[[ DATA EXTRACTS open ]]
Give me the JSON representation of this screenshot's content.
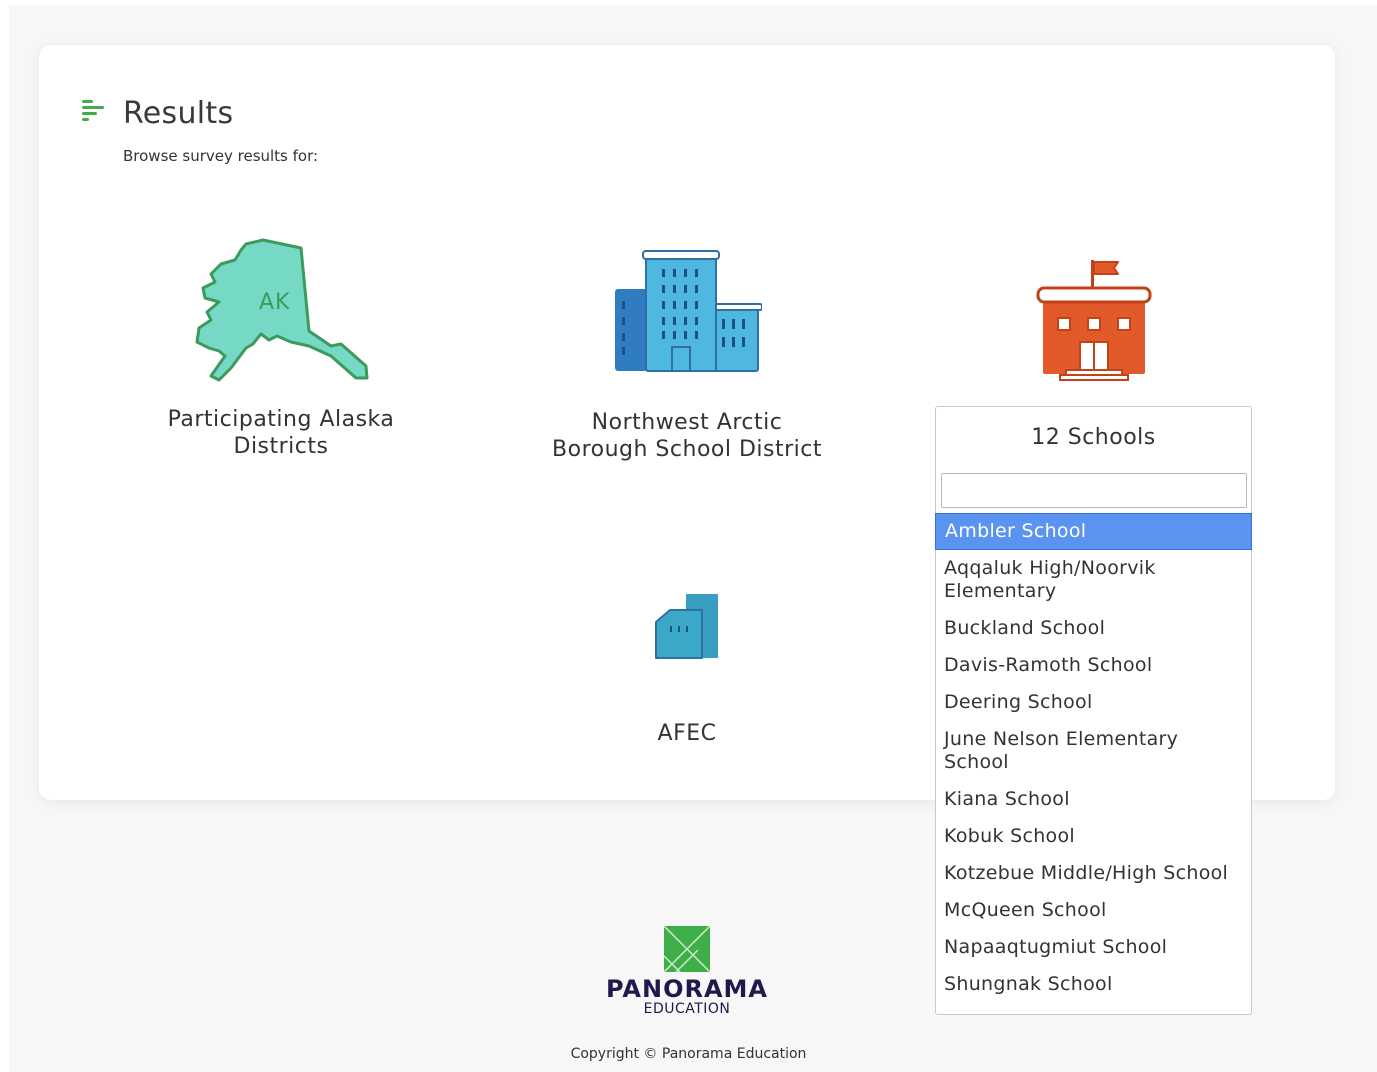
{
  "header": {
    "title": "Results",
    "subtitle": "Browse survey results for:"
  },
  "tiles": [
    {
      "label_line1": "Participating Alaska",
      "label_line2": "Districts",
      "state_abbrev": "AK"
    },
    {
      "label_line1": "Northwest Arctic",
      "label_line2": "Borough School District"
    },
    {
      "label": "AFEC"
    }
  ],
  "dropdown": {
    "title": "12 Schools",
    "search_value": "",
    "items": [
      "Ambler School",
      "Aqqaluk High/Noorvik Elementary",
      "Buckland School",
      "Davis-Ramoth School",
      "Deering School",
      "June Nelson Elementary School",
      "Kiana School",
      "Kobuk School",
      "Kotzebue Middle/High School",
      "McQueen School",
      "Napaaqtugmiut School",
      "Shungnak School"
    ],
    "selected_index": 0
  },
  "footer": {
    "brand_name": "PANORAMA",
    "brand_sub": "EDUCATION",
    "copyright": "Copyright © Panorama Education"
  },
  "colors": {
    "accent_green": "#3fae49",
    "alaska_fill": "#76d9c6",
    "alaska_stroke": "#3c9a5b",
    "building_blue": "#4fb8e0",
    "building_dark": "#2f6fa8",
    "school_orange": "#e35a2a",
    "selected_blue": "#5b93f0",
    "brand_navy": "#1e1a4d"
  },
  "icons": {
    "results": "results-list-icon",
    "state": "alaska-map-icon",
    "district": "district-buildings-icon",
    "school": "school-building-icon",
    "afec": "small-building-icon",
    "brand": "panorama-logo-icon"
  }
}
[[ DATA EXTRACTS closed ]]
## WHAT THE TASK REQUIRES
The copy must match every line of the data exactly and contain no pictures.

## ANSWER FOR THIS EXERCISE
Give me the JSON representation of this screenshot's content.
{
  "header": {
    "title": "Results",
    "subtitle": "Browse survey results for:"
  },
  "tiles": [
    {
      "label_line1": "Participating Alaska",
      "label_line2": "Districts",
      "state_abbrev": "AK"
    },
    {
      "label_line1": "Northwest Arctic",
      "label_line2": "Borough School District"
    },
    {
      "label": "AFEC"
    }
  ],
  "dropdown": {
    "title": "12 Schools",
    "search_value": "",
    "items": [
      "Ambler School",
      "Aqqaluk High/Noorvik Elementary",
      "Buckland School",
      "Davis-Ramoth School",
      "Deering School",
      "June Nelson Elementary School",
      "Kiana School",
      "Kobuk School",
      "Kotzebue Middle/High School",
      "McQueen School",
      "Napaaqtugmiut School",
      "Shungnak School"
    ],
    "selected_index": 0
  },
  "footer": {
    "brand_name": "PANORAMA",
    "brand_sub": "EDUCATION",
    "copyright": "Copyright © Panorama Education"
  },
  "colors": {
    "accent_green": "#3fae49",
    "alaska_fill": "#76d9c6",
    "alaska_stroke": "#3c9a5b",
    "building_blue": "#4fb8e0",
    "building_dark": "#2f6fa8",
    "school_orange": "#e35a2a",
    "selected_blue": "#5b93f0",
    "brand_navy": "#1e1a4d"
  },
  "icons": {
    "results": "results-list-icon",
    "state": "alaska-map-icon",
    "district": "district-buildings-icon",
    "school": "school-building-icon",
    "afec": "small-building-icon",
    "brand": "panorama-logo-icon"
  }
}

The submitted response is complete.